● **Work to be completed**
For this exercise, please find the lines in the entries that include the word "false" and copy them.

(Stored dataset items)
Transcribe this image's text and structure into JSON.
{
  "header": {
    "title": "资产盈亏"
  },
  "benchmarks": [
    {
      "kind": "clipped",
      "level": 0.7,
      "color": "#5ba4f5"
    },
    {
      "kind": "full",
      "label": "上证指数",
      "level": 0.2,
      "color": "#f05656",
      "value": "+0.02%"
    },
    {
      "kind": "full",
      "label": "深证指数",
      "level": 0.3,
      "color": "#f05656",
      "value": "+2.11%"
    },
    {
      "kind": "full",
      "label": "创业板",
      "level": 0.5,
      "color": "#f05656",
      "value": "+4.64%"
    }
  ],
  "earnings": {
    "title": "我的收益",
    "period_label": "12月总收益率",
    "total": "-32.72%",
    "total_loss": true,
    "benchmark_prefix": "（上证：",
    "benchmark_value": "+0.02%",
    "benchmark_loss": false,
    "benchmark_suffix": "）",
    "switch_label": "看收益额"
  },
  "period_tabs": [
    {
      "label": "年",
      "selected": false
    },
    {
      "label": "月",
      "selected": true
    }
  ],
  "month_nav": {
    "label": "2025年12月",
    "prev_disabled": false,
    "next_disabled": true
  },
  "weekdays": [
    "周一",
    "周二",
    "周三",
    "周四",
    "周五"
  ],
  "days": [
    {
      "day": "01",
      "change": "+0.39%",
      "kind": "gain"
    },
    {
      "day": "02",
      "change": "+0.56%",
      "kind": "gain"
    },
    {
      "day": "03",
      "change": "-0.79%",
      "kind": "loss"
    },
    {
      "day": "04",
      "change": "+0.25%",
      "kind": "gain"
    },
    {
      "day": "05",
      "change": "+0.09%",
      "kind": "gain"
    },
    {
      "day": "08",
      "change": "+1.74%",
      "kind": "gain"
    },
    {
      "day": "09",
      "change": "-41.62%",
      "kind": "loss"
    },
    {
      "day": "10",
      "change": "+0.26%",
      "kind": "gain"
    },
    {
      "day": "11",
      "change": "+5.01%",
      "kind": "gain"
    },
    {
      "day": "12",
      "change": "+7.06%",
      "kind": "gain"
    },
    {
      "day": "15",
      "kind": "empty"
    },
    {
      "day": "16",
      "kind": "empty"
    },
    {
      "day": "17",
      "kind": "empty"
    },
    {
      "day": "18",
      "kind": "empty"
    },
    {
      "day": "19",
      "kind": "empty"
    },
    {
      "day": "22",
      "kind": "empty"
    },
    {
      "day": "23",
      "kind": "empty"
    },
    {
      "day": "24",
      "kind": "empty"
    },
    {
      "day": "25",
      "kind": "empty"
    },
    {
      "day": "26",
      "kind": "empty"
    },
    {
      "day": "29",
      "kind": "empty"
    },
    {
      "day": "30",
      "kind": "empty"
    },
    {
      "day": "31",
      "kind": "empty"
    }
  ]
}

● **Answer to this task**
    "benchmark_loss": false,
      "selected": false
    "prev_disabled": false,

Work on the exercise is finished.